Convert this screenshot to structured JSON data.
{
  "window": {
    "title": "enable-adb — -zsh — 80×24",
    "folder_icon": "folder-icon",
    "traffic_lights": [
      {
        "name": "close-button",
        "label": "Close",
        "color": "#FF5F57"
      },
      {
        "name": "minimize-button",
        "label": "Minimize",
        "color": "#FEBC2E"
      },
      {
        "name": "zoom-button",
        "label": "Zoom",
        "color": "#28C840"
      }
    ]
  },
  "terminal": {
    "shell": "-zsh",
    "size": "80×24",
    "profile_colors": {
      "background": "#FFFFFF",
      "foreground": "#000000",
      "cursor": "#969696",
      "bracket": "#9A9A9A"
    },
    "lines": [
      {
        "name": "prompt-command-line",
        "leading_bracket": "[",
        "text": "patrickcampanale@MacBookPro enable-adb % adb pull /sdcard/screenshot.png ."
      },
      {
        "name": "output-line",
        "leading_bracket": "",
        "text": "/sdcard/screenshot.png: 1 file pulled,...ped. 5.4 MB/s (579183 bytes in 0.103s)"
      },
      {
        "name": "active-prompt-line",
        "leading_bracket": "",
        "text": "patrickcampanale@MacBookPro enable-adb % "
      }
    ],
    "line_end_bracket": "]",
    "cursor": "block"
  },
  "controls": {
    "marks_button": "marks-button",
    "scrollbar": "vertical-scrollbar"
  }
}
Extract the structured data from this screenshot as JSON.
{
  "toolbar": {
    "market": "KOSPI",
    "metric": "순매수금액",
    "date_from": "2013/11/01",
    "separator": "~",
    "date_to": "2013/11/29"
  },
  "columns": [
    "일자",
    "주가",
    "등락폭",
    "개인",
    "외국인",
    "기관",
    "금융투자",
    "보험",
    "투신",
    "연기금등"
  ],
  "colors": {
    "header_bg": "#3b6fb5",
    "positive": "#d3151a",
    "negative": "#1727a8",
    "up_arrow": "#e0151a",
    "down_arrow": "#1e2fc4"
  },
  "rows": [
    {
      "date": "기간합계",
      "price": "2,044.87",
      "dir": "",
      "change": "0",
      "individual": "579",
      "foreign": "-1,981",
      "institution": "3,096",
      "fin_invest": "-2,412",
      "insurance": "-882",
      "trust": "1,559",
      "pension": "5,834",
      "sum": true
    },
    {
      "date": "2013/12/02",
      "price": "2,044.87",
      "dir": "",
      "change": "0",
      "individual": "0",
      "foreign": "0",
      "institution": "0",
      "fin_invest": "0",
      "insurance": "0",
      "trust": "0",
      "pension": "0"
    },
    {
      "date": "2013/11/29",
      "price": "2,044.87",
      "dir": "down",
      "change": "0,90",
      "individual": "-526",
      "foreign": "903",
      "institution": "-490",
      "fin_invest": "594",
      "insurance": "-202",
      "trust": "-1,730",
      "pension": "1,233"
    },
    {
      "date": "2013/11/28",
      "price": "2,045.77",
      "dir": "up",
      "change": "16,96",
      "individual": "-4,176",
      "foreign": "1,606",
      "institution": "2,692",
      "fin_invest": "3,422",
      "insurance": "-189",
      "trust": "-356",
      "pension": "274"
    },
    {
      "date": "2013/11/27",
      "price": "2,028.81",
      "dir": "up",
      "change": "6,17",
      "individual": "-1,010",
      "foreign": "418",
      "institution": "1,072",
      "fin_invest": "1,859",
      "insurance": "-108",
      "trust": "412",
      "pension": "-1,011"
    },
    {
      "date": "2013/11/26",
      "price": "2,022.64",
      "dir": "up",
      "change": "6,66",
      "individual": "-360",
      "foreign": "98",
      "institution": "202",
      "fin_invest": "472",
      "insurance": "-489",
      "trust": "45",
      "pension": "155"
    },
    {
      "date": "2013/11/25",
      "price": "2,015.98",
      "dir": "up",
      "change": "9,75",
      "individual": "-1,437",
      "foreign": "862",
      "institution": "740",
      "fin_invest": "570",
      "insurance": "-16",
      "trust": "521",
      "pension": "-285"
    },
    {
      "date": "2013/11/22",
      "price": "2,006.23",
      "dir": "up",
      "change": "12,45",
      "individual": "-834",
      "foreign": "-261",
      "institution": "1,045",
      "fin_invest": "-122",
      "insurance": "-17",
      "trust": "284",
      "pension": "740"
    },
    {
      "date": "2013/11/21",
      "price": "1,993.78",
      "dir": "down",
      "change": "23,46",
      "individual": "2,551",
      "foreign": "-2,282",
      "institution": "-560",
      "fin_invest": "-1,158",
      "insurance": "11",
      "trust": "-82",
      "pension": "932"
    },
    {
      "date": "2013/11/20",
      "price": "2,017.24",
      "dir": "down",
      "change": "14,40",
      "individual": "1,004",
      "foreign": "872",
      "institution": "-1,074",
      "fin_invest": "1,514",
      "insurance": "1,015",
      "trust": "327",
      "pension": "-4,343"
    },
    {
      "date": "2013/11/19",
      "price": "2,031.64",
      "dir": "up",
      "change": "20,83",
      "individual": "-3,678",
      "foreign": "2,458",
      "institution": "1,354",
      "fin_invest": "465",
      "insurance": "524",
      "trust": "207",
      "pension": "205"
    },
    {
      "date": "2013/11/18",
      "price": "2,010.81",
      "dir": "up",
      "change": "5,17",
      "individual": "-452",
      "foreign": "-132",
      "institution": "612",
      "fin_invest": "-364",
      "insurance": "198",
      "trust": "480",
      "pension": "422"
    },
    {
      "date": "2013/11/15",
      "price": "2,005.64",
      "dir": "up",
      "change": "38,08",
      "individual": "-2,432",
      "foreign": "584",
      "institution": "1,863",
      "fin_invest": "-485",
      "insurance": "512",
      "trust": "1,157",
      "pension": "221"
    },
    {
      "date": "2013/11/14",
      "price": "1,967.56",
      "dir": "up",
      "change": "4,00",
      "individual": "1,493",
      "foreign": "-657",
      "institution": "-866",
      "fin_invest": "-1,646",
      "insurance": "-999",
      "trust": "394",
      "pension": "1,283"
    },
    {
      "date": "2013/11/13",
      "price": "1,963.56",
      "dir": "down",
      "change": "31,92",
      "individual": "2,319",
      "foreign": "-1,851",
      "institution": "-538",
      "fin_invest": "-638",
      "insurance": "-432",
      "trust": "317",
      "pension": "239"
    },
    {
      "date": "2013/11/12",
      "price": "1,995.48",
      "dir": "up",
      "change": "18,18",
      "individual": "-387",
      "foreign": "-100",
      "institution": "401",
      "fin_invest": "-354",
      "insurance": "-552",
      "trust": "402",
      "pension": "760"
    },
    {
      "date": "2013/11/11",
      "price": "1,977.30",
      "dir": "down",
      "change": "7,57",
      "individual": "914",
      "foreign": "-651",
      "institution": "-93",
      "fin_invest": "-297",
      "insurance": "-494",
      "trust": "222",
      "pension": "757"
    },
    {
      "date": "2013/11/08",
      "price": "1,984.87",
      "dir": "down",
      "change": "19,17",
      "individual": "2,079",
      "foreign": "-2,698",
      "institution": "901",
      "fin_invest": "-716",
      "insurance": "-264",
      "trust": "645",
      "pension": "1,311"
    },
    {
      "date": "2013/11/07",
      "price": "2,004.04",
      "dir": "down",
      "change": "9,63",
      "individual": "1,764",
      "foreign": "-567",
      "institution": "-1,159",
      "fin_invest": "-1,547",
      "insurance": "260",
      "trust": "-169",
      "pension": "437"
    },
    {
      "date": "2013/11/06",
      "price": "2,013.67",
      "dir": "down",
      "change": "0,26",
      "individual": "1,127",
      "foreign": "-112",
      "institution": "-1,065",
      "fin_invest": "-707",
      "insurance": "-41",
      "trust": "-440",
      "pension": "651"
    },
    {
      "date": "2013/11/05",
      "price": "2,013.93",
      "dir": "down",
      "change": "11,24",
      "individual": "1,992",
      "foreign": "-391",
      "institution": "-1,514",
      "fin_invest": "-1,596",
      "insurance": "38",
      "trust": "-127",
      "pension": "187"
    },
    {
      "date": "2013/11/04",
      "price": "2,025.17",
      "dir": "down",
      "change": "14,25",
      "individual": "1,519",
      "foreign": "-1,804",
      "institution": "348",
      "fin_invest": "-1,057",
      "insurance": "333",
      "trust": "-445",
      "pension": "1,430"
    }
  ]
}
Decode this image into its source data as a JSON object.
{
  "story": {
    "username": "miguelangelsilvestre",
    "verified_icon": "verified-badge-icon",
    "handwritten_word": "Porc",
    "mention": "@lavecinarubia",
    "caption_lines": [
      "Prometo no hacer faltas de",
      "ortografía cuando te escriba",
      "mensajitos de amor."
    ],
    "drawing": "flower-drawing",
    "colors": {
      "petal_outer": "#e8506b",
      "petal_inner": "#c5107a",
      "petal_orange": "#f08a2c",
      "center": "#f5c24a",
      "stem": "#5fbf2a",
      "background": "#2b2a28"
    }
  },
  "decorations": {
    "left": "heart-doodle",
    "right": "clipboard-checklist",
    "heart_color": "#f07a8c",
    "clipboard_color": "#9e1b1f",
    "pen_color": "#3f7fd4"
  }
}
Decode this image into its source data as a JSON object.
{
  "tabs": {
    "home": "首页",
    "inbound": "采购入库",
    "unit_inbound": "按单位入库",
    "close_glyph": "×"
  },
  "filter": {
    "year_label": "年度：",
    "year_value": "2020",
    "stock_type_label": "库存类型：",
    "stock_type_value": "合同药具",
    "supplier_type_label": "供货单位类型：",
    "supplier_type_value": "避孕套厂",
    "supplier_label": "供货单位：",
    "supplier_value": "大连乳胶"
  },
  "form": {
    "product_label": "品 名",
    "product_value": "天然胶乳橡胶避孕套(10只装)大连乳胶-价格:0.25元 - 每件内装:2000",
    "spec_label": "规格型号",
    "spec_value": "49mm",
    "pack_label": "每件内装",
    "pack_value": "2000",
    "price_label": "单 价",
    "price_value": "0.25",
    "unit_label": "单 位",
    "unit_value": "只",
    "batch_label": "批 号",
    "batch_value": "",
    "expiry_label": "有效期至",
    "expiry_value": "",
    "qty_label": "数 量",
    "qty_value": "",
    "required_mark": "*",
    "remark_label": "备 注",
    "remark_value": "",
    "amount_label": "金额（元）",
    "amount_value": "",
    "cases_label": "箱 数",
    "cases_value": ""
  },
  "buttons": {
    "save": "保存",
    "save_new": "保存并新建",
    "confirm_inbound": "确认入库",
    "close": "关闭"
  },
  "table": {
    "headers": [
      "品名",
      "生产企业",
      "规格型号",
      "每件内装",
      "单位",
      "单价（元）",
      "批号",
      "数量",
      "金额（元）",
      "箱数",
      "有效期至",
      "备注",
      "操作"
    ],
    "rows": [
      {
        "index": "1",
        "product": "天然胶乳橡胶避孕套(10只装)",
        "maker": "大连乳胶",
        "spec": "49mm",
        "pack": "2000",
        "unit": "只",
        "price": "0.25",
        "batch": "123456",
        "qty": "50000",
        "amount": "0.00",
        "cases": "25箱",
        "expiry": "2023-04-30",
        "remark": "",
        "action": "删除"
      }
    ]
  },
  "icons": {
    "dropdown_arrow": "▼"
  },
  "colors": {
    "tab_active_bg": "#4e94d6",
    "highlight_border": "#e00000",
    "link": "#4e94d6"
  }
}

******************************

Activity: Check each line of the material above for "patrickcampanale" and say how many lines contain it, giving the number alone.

Answer below: 2